On 1 June 2012 07:58, Rich Freeman <firstname.lastname@example.org> wrote:
> On Thu, May 31, 2012 at 3:33 PM, Michał Górny <email@example.com> wrote:
>> What would git signing work with rebased commits? Would all of them
>> have to be signed once again?
> The whole point of rebasing is to throw away history (which is either
> good or bad based on your perspective).
> So, if 14 devs spend 3 years and 2000 commits working on something in
> a branch, and I commit it to master using a rebase, then all you'll
> see in the master history is that rich0 committed 20k lines of code to
> master on May 31st, and that would be signed by me.
> I think that rebasing before merging is a pretty typical workflow
> anyway - when you submit a patch to Linus, he doesn't really care that
> you spent six months tweaking it - he just is getting a big blob of
> code that either works or doesn't. Does all that sub-history really
> matter? You could always push the branch to the repository if you
> wanted to keep it on the side.
I think you're conflating "rebasing" and "squashing commits".
You should rebase a long commit sequence and squash pointless fixup
commits, and to make the commit sequence logical and ordered, possibly
divided by logical changes that one may wish to later revert. ( That
way, backing out a problem is simply reversing that commit and
applying the reversal patch )
You should not rebase for the purpose of squashing an entire history
of changes into a single scattered commit.
Rebasing is more to make the history itself linear and non-complex,
as when walking backwards through history, there being 2 parallel
histories that generated a merged commit can be confusing for humans,
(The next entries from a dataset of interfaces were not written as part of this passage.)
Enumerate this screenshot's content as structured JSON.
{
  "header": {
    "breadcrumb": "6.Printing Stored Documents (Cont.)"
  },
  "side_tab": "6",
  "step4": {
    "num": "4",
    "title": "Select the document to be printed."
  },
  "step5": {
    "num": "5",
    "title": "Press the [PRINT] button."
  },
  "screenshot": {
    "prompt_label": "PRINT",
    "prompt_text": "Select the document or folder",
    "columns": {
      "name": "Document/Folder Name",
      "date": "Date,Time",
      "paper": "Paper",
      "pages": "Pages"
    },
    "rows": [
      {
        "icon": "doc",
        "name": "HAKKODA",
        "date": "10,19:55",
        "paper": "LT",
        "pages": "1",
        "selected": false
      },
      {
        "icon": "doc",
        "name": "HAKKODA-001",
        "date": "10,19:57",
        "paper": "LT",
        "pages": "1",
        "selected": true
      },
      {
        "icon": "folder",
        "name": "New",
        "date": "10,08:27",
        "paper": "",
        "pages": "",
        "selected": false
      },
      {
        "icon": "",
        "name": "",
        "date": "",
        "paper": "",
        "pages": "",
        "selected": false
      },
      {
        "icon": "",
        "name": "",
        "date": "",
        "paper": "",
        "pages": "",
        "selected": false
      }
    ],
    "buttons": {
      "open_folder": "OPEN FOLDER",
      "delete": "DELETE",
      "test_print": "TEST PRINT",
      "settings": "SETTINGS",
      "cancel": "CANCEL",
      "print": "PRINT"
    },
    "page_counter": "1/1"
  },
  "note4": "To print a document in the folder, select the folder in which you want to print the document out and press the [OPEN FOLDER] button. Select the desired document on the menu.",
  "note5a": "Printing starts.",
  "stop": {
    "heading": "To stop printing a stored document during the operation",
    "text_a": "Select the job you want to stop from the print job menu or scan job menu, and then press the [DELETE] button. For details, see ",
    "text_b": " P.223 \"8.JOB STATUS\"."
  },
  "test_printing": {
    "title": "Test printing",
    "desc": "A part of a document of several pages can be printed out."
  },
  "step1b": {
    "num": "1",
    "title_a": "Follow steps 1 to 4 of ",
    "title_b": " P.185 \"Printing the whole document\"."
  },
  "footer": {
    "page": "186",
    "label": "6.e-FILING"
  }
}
so eliminating the parallel histories is one of the primary purposes I
advocate use of rebase for.
Squashed commits are a handy feature of rebase, but I wouldn't want to
see an entire overlay squashed into the main tree as a single squashed
Another bad reason for squashed commits: if you're getting rid of the
Changes files, you'll have no history on anything if you just group
long histories into a single commit. None.
perl -e "print substr( \"edrgmaM SPA NOcomil.ic\\@tfrken\", \$_ * 3,
3 ) for ( 9,8,0,7,1,6,5,4,3,2 );"